*** RECORDS FOR PROCESSING Section Begins ***
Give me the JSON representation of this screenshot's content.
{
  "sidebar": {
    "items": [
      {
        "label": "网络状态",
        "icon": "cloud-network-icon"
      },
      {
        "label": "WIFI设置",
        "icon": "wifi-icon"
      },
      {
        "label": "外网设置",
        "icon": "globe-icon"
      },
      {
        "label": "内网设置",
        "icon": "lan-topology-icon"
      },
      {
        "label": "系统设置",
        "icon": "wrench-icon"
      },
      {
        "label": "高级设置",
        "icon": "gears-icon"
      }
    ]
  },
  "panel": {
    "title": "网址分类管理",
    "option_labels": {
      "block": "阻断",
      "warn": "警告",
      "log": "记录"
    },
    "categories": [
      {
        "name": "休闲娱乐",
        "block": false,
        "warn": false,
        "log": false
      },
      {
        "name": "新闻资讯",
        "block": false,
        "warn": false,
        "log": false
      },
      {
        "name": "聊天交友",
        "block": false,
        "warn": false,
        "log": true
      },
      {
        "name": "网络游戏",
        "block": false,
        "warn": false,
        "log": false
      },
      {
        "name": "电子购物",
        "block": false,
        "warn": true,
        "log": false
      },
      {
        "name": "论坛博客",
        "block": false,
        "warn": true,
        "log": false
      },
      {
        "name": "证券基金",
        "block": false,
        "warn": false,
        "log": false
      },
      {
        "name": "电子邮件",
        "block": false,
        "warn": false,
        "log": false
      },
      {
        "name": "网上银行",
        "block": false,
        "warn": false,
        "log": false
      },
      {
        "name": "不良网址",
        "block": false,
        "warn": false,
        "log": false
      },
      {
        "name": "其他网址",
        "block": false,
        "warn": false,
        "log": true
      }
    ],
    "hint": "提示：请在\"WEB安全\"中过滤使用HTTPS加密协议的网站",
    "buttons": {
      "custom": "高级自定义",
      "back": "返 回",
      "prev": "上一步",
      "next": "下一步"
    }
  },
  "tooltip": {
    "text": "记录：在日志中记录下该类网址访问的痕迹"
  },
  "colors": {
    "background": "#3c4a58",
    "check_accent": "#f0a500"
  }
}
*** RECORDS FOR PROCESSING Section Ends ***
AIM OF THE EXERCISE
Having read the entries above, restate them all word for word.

TASK RESPONSE
Give me the JSON representation of this screenshot's content.
{
  "sidebar": {
    "items": [
      {
        "label": "网络状态",
        "icon": "cloud-network-icon"
      },
      {
        "label": "WIFI设置",
        "icon": "wifi-icon"
      },
      {
        "label": "外网设置",
        "icon": "globe-icon"
      },
      {
        "label": "内网设置",
        "icon": "lan-topology-icon"
      },
      {
        "label": "系统设置",
        "icon": "wrench-icon"
      },
      {
        "label": "高级设置",
        "icon": "gears-icon"
      }
    ]
  },
  "panel": {
    "title": "网址分类管理",
    "option_labels": {
      "block": "阻断",
      "warn": "警告",
      "log": "记录"
    },
    "categories": [
      {
        "name": "休闲娱乐",
        "block": false,
        "warn": false,
        "log": false
      },
      {
        "name": "新闻资讯",
        "block": false,
        "warn": false,
        "log": false
      },
      {
        "name": "聊天交友",
        "block": false,
        "warn": false,
        "log": true
      },
      {
        "name": "网络游戏",
        "block": false,
        "warn": false,
        "log": false
      },
      {
        "name": "电子购物",
        "block": false,
        "warn": true,
        "log": false
      },
      {
        "name": "论坛博客",
        "block": false,
        "warn": true,
        "log": false
      },
      {
        "name": "证券基金",
        "block": false,
        "warn": false,
        "log": false
      },
      {
        "name": "电子邮件",
        "block": false,
        "warn": false,
        "log": false
      },
      {
        "name": "网上银行",
        "block": false,
        "warn": false,
        "log": false
      },
      {
        "name": "不良网址",
        "block": false,
        "warn": false,
        "log": false
      },
      {
        "name": "其他网址",
        "block": false,
        "warn": false,
        "log": true
      }
    ],
    "hint": "提示：请在\"WEB安全\"中过滤使用HTTPS加密协议的网站",
    "buttons": {
      "custom": "高级自定义",
      "back": "返 回",
      "prev": "上一步",
      "next": "下一步"
    }
  },
  "tooltip": {
    "text": "记录：在日志中记录下该类网址访问的痕迹"
  },
  "colors": {
    "background": "#3c4a58",
    "check_accent": "#f0a500"
  }
}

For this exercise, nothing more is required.